- How does the sender greet you? Do they use your first name, or Mr/Mrs XXX? Or do they do something rather odd such as using the first part of your email address? For example: if your email address is ANOther@gmail.com, they might use ‘Dear ANOther’. This is a classic warning sign that the email might come from an untrustworthy source and you should not open it.
- Poor spelling or grammar – does the email read as though it has been generated by a machine, or translated from another language? Are there spelling errors? Leave these emails well alone.
- Is the email pressurising you into giving your password or any personal details? NEVER click on anything in such an email, ditch it immediately.
- If you have not entered a competition, you can’t possibly have won a prize, no matter how amazing it seems. In general, if it seems too good to be true, it usually is.
- If you are not expecting a delivery, don’t open any delivery notes, or invoices, especially if they come from a company you have never used.
- Likewise, the Inland Revenue and other government departments will not use email as a first point of contact with you, if you have not recently been talking to them in some other way, don’t open emails purporting to be from them. More Info >
- Scammers will often use an email address that looks similar to one you might use, but always look very carefully at them. The section after the @ symbol can be very telling, for instance a British company will usually have an email address ending in .co.uk or .org.uk If it looks odd… it probably is.
In short, use your common sense and if an email doesn’t look right, leave well alone.

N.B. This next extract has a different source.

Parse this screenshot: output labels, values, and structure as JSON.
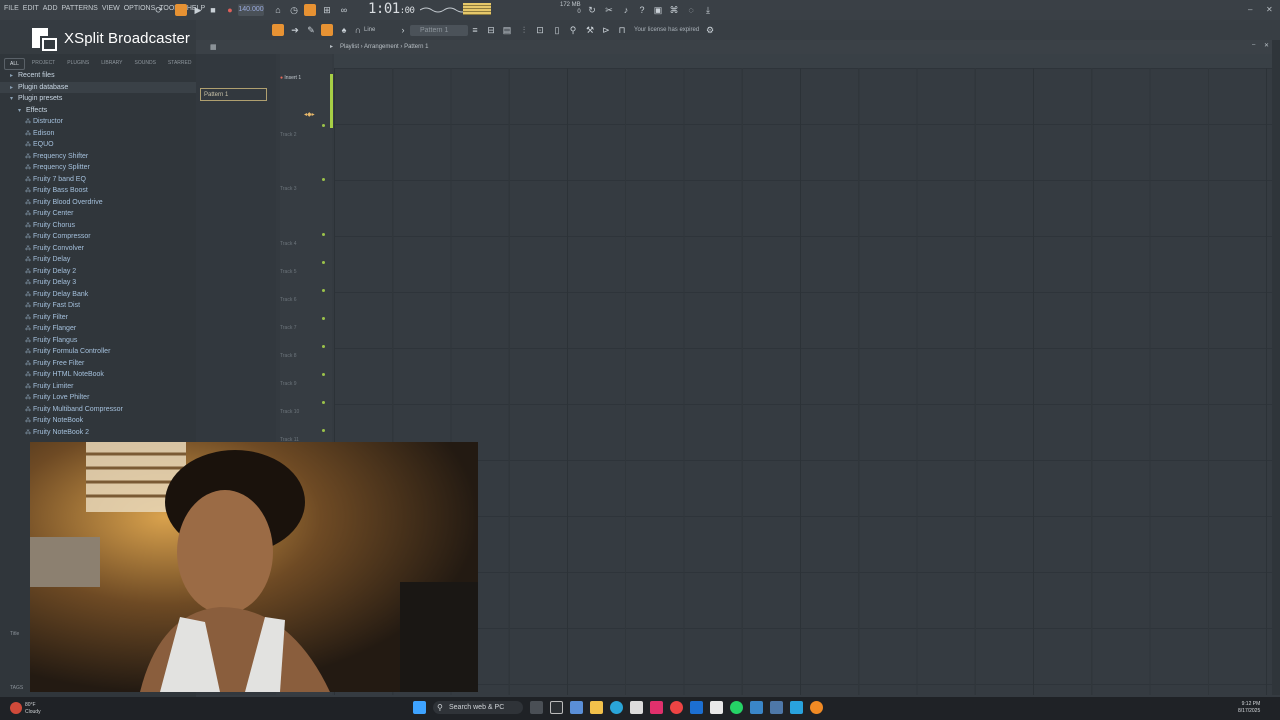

It’s better to ignore an email and then receive another form of communication from a genuine sender than to open a scam email and have it corrupt your computer.
'Scam or Phishing Emails and 7 Ways to Spot Them’ - written for File Genie by Freelance Writer Ruth Raymer @WritingWalking